* [Problem to work on]: Extract the text of every entry below exactly; leave images out.

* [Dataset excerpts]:
==================================================
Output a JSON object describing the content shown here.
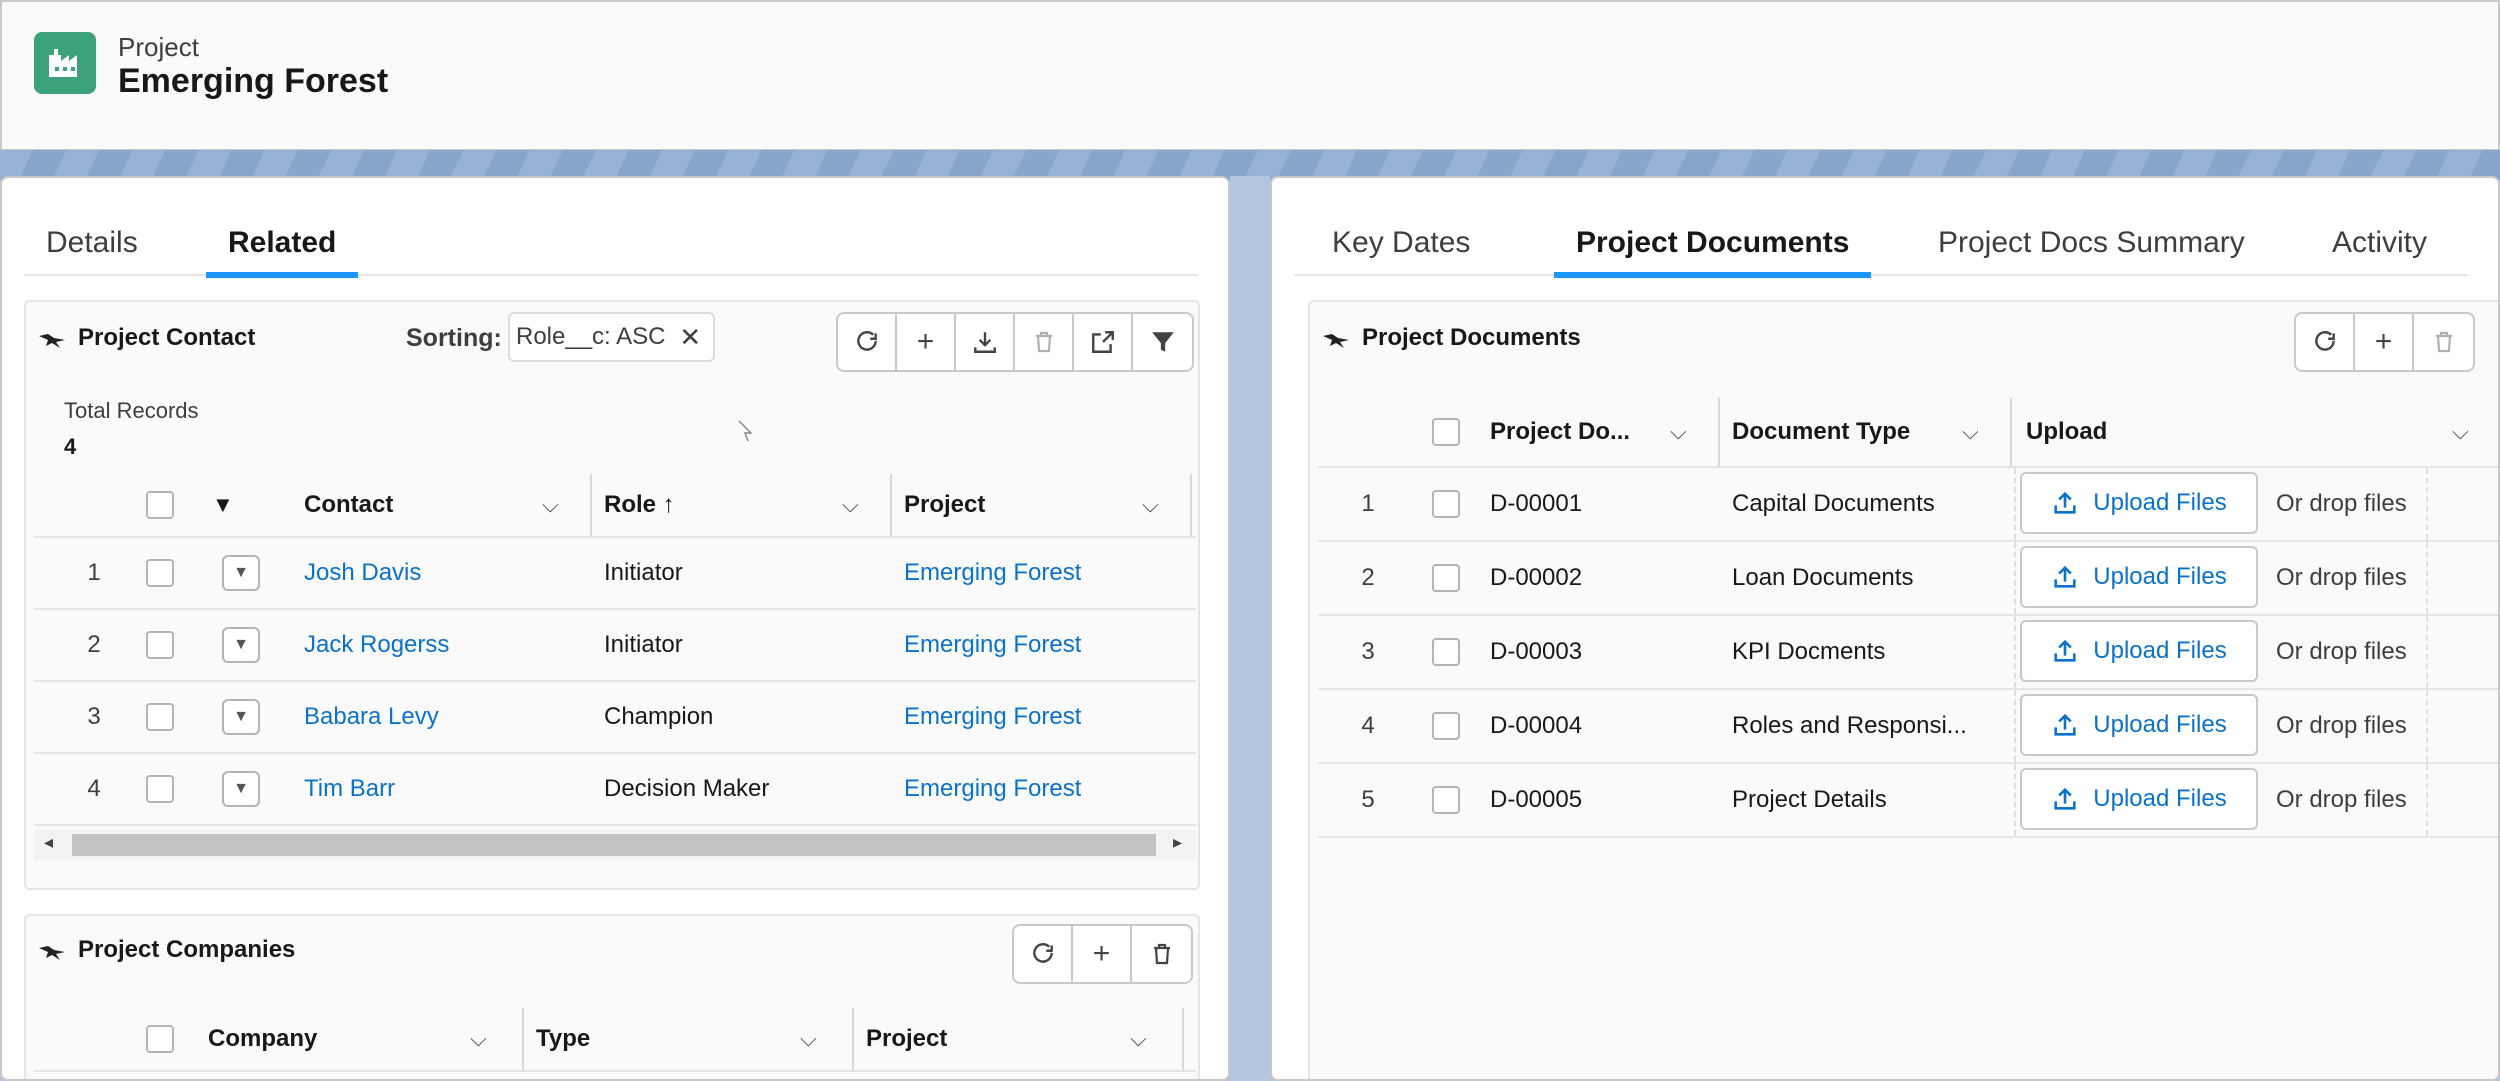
{
  "header": {
    "object_label": "Project",
    "record_name": "Emerging Forest",
    "icon": "factory-icon",
    "icon_color": "#3ba27c"
  },
  "left_panel": {
    "tabs": [
      {
        "label": "Details",
        "active": false
      },
      {
        "label": "Related",
        "active": true
      }
    ],
    "project_contact": {
      "title": "Project Contact",
      "sorting_label": "Sorting:",
      "sorting_value": "Role__c: ASC",
      "actions": [
        "refresh-icon",
        "add-icon",
        "download-icon",
        "delete-icon",
        "open-external-icon",
        "filter-icon"
      ],
      "total_label": "Total Records",
      "total_value": "4",
      "sort_indicator": "▼",
      "columns": [
        "Contact",
        "Role ↑",
        "Project"
      ],
      "rows": [
        {
          "num": "1",
          "contact": "Josh Davis",
          "role": "Initiator",
          "project": "Emerging Forest"
        },
        {
          "num": "2",
          "contact": "Jack Rogerss",
          "role": "Initiator",
          "project": "Emerging Forest"
        },
        {
          "num": "3",
          "contact": "Babara Levy",
          "role": "Champion",
          "project": "Emerging Forest"
        },
        {
          "num": "4",
          "contact": "Tim Barr",
          "role": "Decision Maker",
          "project": "Emerging Forest"
        }
      ]
    },
    "project_companies": {
      "title": "Project Companies",
      "actions": [
        "refresh-icon",
        "add-icon",
        "delete-icon"
      ],
      "columns": [
        "Company",
        "Type",
        "Project"
      ]
    }
  },
  "right_panel": {
    "tabs": [
      {
        "label": "Key Dates",
        "active": false
      },
      {
        "label": "Project Documents",
        "active": true
      },
      {
        "label": "Project Docs Summary",
        "active": false
      },
      {
        "label": "Activity",
        "active": false
      }
    ],
    "project_documents": {
      "title": "Project Documents",
      "actions": [
        "refresh-icon",
        "add-icon",
        "delete-icon"
      ],
      "columns": [
        "Project Do...",
        "Document Type",
        "Upload"
      ],
      "upload_label": "Upload Files",
      "drop_label": "Or drop files",
      "rows": [
        {
          "num": "1",
          "id": "D-00001",
          "type": "Capital Documents"
        },
        {
          "num": "2",
          "id": "D-00002",
          "type": "Loan Documents"
        },
        {
          "num": "3",
          "id": "D-00003",
          "type": "KPI Docments"
        },
        {
          "num": "4",
          "id": "D-00004",
          "type": "Roles and Responsi..."
        },
        {
          "num": "5",
          "id": "D-00005",
          "type": "Project Details"
        }
      ]
    }
  },
  "colors": {
    "link": "#0b72c9",
    "tab_active": "#1b96ff",
    "brand": "#3ba27c"
  }
}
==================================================
* [Response]:
Output a JSON object describing the content shown here.
{
  "header": {
    "object_label": "Project",
    "record_name": "Emerging Forest",
    "icon": "factory-icon",
    "icon_color": "#3ba27c"
  },
  "left_panel": {
    "tabs": [
      {
        "label": "Details",
        "active": false
      },
      {
        "label": "Related",
        "active": true
      }
    ],
    "project_contact": {
      "title": "Project Contact",
      "sorting_label": "Sorting:",
      "sorting_value": "Role__c: ASC",
      "actions": [
        "refresh-icon",
        "add-icon",
        "download-icon",
        "delete-icon",
        "open-external-icon",
        "filter-icon"
      ],
      "total_label": "Total Records",
      "total_value": "4",
      "sort_indicator": "▼",
      "columns": [
        "Contact",
        "Role ↑",
        "Project"
      ],
      "rows": [
        {
          "num": "1",
          "contact": "Josh Davis",
          "role": "Initiator",
          "project": "Emerging Forest"
        },
        {
          "num": "2",
          "contact": "Jack Rogerss",
          "role": "Initiator",
          "project": "Emerging Forest"
        },
        {
          "num": "3",
          "contact": "Babara Levy",
          "role": "Champion",
          "project": "Emerging Forest"
        },
        {
          "num": "4",
          "contact": "Tim Barr",
          "role": "Decision Maker",
          "project": "Emerging Forest"
        }
      ]
    },
    "project_companies": {
      "title": "Project Companies",
      "actions": [
        "refresh-icon",
        "add-icon",
        "delete-icon"
      ],
      "columns": [
        "Company",
        "Type",
        "Project"
      ]
    }
  },
  "right_panel": {
    "tabs": [
      {
        "label": "Key Dates",
        "active": false
      },
      {
        "label": "Project Documents",
        "active": true
      },
      {
        "label": "Project Docs Summary",
        "active": false
      },
      {
        "label": "Activity",
        "active": false
      }
    ],
    "project_documents": {
      "title": "Project Documents",
      "actions": [
        "refresh-icon",
        "add-icon",
        "delete-icon"
      ],
      "columns": [
        "Project Do...",
        "Document Type",
        "Upload"
      ],
      "upload_label": "Upload Files",
      "drop_label": "Or drop files",
      "rows": [
        {
          "num": "1",
          "id": "D-00001",
          "type": "Capital Documents"
        },
        {
          "num": "2",
          "id": "D-00002",
          "type": "Loan Documents"
        },
        {
          "num": "3",
          "id": "D-00003",
          "type": "KPI Docments"
        },
        {
          "num": "4",
          "id": "D-00004",
          "type": "Roles and Responsi..."
        },
        {
          "num": "5",
          "id": "D-00005",
          "type": "Project Details"
        }
      ]
    }
  },
  "colors": {
    "link": "#0b72c9",
    "tab_active": "#1b96ff",
    "brand": "#3ba27c"
  }
}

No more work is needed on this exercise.